And to return to the theme of environments, it was an inspired decision to hold the band’s hometown CD release shows at the Church Of The Redeemer. I’ve seen a number of musical performances in a few of the churches on Bloor St, but this was my first at this particular house of worship and I think it sounded far and away the best. Sidebar – I was originally going to the late show and thought I had switched to the early show but as it turns out, I still ended up at the 9:00 performance (it’s a long story and not interesting at all). For these shows, the band elected to not have opening acts, instead they played an extended set with a lineup augmented by some stellar talent – Basia Bulat on backing vocals, pedal steel guitarist extraordinaire Bob Egan (formerly of Wilco and currently of Blue Rodeo), Owen Pallet on violin and Andy Magoffin who produced Ongiara, was doing sound and did such a marvelous job he deserves a mention.

Dressed in a beige, Cosby-approved sweater, Dekker led his band through material from all three records (and an encore cover of Neil Young’s “Don’t Cry No Tears” that I would LOVE to get a recording of) and everything sounded stunning. Everything. The performances were note-perfect, the mix perfectly balanced and the church acoustics everything you’d hope they’d be. It would be possible to go on at length (even moreso) about how good it sounded, so let’s just say it sounded better than you could possibly imagine. And though he was as soft-spoken as always, Dekker’s understated charisma was just as amplified by the setting – with the church full of friends, fans and well-wishers, it really did have the intimate vibe of being part of a large family. I’ve always felt that Great Lake Swimmers didn’t get nearly the attention and respect that other, more extroverted Toronto acts did and undeservedly so. The two sold out shows on Saturday night may well be evidence that that’s no longer the case and for that, I say it’s about time.
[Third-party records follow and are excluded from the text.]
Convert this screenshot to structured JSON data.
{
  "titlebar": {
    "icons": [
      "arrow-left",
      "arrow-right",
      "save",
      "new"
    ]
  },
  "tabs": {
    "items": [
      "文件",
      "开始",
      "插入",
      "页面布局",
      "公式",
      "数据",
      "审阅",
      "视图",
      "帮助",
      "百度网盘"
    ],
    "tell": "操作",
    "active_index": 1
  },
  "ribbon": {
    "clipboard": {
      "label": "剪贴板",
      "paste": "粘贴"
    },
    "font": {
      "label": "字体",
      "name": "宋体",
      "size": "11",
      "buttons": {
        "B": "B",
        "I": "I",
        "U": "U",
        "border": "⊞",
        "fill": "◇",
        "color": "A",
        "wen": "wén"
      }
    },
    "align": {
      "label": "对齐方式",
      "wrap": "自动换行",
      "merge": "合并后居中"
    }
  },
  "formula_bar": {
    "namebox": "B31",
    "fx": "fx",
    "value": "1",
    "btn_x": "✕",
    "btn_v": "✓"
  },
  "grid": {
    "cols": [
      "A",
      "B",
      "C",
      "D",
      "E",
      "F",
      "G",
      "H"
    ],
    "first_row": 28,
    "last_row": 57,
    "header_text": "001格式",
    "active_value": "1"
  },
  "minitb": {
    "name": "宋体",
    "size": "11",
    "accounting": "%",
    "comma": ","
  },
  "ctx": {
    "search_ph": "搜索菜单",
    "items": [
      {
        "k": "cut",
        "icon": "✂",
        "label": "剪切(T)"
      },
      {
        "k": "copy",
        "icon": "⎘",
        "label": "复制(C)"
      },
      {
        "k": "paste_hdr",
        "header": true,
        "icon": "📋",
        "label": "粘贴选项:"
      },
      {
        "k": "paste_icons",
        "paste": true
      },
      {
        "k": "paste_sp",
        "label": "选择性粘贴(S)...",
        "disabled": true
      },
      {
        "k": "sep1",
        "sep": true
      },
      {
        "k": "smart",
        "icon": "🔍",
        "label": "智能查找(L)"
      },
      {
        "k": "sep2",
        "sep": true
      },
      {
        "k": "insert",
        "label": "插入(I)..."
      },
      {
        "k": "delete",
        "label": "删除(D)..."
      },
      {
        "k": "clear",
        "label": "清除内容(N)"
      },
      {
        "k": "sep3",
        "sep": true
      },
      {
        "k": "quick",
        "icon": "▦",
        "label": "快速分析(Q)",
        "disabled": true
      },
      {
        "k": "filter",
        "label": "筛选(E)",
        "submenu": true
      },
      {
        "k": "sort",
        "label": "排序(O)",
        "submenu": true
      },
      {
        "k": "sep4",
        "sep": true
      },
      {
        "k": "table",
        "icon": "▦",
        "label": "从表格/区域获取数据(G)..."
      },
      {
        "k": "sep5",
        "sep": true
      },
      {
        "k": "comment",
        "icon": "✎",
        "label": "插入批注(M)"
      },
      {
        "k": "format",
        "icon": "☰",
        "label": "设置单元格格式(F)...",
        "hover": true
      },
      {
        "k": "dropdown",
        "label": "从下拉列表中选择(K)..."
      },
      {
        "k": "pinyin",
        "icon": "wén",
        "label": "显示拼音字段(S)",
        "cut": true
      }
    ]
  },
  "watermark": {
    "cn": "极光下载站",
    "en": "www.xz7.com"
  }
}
Or perhaps not – I can’t help noticing that besides the CBC truck out front recording the show, none of the city’s newspapers or media outlets appeared to be in attendance. For shame. For The Records has a review of the early show which sounds an awful lot like the late one, right down to the anecdotes.

Photos: Great Lake Swimmers @ Church Of The Redeemer – April 14, 2007
MP3: Great Lake Swimmers – “Your Rocky Spine”
MP3: Great Lake Swimmers – “I Am A Part Of A Large Family”
Video: Great Lake Swimmers – “Back Stage With The Modern Dancers” (YouTube)
eCard: Great Lake Swimmers / Ongiara
MySpace: Great Lake Swimmers

Tickets for The Postmarks’ show at the Amp’d Mobile Studio this Saturday night are now available and like all shows at this new venue/studio/marketing tool, they’re free. I find The Postmarks’ breezy lounge-pop to dwell on the enjoyable side of innocuous and am going as much to check out the setup of the room as much as anything else. Check out some media below and if you like it, go get some free tickets. Did I mention they’re free? The Miami New Times talks to Postmarks singer Tim Yehezkely who, despite the name, is very much a girl. Oh, and I missed out on the cover they made available of Ministry’s “(Everyday Is) Hallowe’en” late last year. Can anyone shoot me an mp3? Thanks.

MP3: The Postmarks – “Goodbye”
Video: The Postmarks – “Goodbye” (YouTube)
MySpace: The Postmarks

Back in February I posted as MP3 Of The Week a cover of Grizzly Bear’s “Knife” by local boys Born Ruffians, recorded during a radio session for KEXP. Well prior to starting work on their full-length debut, they gave the cover another shot in a proper studio and let Four Tet mix it. Give both versions a listen below to compare and contrast – I still sort of like the radio session one better. Sounds breezier.

MP3: Born Ruffians – “Knife”
MP3: Born Ruffians – “Knife” (@ KEXP)

CBC Radio 3 has an audio interview with Land Of Talk’s Elizabeth Powell. PopMatters loves Applause Cheer Boo Hiss, you should too.

La Blogotheque continues their winning streak of Take-Away Shows with a session with The Shins, recorded on the streets of Paris. Wonderful. The OC Register has an interview with frontman James Mercer.

Chart talks to Maria Taylor about being on tour and working with Conor Oberst.